Many members of Generation Alpha have grown up using smartphones and tablets as part of their childhood entertainment, with many being exposed to devices as a soothing distraction or educational aids. Some 90% of young children used a handheld electronic device by the age of one; in some cases, children started using them when they were only a few months old.

What defines a generation

According to many sociologists a generation is a clusters of people born during a given timeframe. They have experienced similar life situations, share comparable views and attitudes, and differentiate themselves from other generations. Some common generational influences are easy to identify: current events, technology, fads, economic times, parenting, education, and size.

According to the US Census Bureau, while the Baby Boomer generation is associated with a rise in fertility, no similar demographic event can be used to distinguish Millennial generation or generations after; it’s shared experiences rather than demographics that define them.

Older Baby Boomers observed the Korean and Vietnam wars, and older members of that generation also participated in the latter.

Generation Jones had Watergate, the 1979 oil embargo, and AIDS, fostering what many see as a loss of trust in government and other institutions.

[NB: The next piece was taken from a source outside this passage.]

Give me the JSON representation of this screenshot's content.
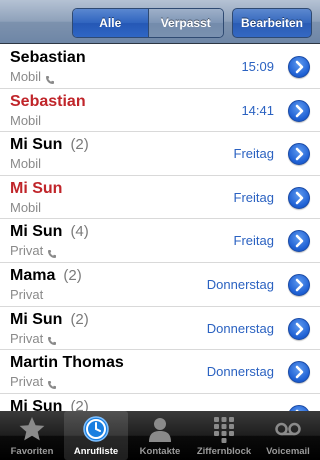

Those in Generation X are “the last Americans that know how to fold a newspaper, take a joke, and listen to a dirty story without losing their minds,” Vanity Fair magazine once wrote.

But Gen Xers also are described as the first “latchkey” kids, exposed to daycare and divorce that made them cautious and pragmatic.

During a short grace period, Xennials went to school before Columbine and found jobs before the recession.

Millennials learned about popular culture via cable television, joined the workforce at the height of the recession and delayed leaving home and marriage, giving them a “slow-start” reputation. They were old enough to understand the Sept. 11 attacks, helped elect the nation’s first black president and are the second-largest generation of voters after baby boomers

Generation Z will have more money than any previous generation — but more school debt as well. Donald Trump may be the first U.S. president they know.

Generation Alpha was born into an environment where the use of electronic devices is ubiquitous and have been surrounded by adult Internet use from the beginning of their lives. Much of Generation Alpha has lived through the global COVID-19 pandemic as young children. Many were faced with extended periods out of school or daycare, and spent much more time at home.

But does it really matter?

Not everyone buys into the concept of generations, by the way.

A Slate magazine piece argued there was no scientific evidence to support the distinct characteristics of generations and that the concepts were arbitrary, flawed and stereotyped.

“Generations and generational differences are intriguing and inherently appealing concepts. As such, the media will keep on reporting on them, academics will publish, pundits will talk, and consultants will sell to whoever is buying,” it said.

“But the science says that, despite their popularity, generations simply aren’t a thing.”

This is an update by Hella Staff to an article previously published in July 2020 written by Helen Wolfe.